Effects of Vitamin D3 on the NADPH Oxidase and Matrix Metalloproteinase 9 in an Animal Model of Global Cerebral Ischemia.


PMID 29849881

Abstract

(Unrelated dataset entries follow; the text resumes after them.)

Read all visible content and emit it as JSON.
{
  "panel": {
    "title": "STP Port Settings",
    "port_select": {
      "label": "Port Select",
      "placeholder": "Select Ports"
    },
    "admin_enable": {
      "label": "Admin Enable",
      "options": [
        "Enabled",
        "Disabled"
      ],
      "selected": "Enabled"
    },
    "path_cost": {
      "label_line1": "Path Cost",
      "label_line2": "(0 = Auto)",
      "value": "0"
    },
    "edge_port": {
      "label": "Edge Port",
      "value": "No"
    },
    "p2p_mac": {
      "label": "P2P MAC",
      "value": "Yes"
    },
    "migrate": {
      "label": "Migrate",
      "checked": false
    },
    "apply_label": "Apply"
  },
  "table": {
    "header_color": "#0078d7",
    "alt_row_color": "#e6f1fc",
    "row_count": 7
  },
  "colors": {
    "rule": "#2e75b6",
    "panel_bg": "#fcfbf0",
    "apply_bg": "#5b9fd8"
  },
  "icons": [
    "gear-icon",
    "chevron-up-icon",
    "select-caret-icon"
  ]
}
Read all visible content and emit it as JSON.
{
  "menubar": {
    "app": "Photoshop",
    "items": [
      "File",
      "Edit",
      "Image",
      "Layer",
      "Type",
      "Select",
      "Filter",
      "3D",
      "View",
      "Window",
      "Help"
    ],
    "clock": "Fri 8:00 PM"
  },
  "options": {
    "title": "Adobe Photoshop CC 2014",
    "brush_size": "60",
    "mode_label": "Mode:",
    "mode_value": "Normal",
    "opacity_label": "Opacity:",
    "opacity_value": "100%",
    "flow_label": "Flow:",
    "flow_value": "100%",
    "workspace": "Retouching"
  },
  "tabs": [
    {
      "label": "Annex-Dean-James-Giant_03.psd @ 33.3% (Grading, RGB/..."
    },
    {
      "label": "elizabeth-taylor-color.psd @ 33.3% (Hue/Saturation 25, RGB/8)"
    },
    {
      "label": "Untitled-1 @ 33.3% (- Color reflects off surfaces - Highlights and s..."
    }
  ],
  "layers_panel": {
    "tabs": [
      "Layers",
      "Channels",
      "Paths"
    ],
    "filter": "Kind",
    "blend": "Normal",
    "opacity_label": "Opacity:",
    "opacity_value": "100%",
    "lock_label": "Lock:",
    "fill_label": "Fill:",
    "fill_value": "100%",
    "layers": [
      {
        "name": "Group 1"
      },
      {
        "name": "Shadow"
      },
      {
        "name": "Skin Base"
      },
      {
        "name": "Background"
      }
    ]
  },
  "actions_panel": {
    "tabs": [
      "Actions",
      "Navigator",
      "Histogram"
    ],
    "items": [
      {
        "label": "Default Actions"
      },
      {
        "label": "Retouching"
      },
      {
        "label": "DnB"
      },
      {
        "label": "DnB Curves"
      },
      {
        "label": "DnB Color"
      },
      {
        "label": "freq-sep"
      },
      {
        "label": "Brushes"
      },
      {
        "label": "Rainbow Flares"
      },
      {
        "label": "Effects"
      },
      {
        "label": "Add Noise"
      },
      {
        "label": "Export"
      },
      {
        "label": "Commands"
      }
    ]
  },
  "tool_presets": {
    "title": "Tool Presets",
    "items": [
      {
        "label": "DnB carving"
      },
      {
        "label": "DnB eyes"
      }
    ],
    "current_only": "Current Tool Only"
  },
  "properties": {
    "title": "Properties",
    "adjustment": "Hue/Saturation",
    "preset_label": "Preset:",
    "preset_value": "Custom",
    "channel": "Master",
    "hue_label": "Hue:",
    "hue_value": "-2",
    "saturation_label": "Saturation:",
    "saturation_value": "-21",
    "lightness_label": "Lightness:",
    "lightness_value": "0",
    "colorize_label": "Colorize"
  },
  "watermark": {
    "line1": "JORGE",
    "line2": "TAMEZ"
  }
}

Decreased blood flow in the brain leads to a rapid increase in reactive oxygen species (ROS). NADPH oxidase (NOX) is an enzyme family that has the physiological function to produce ROS. NOX2 and NOX4 overexpression is associated with aggravated ischemic injury, while NOX2/4-deficient mice had reduced stroke size. Dysregulation of matrix metalloproteinases (MMPs) contributes to tissue damage. The active form of vitamin D3 expresses neuroprotective, immunomodulatory, and anti-inflammatory effects in the CNS. The present study examines the effects of the vitamin D3 pretreatment on the oxidative stress parameters and the expression of NOX subunits, MMP9, microglial marker Iba1, and vitamin D receptor (VDR), in the cortex and hippocampus of Mongolian gerbils subjected to ten minutes of global cerebral ischemia, followed by 24 hours of reperfusion. The ischemia/reperfusion procedure has induced oxidative stress, changes in the expression of NOX2 subunits and MMP9 in the brain, and increased MMP9 activity in the serum of experimental animals. Pretreatment with vitamin D3 was especially effective on NOX2 subunits, MMP9, and the level of malondialdehyde and superoxide anion. These results outline the significance of the NOX and MMP9 investigation in brain ischemia and the importance of adequate vitamin D supplementation in ameliorating the injury caused by I/R.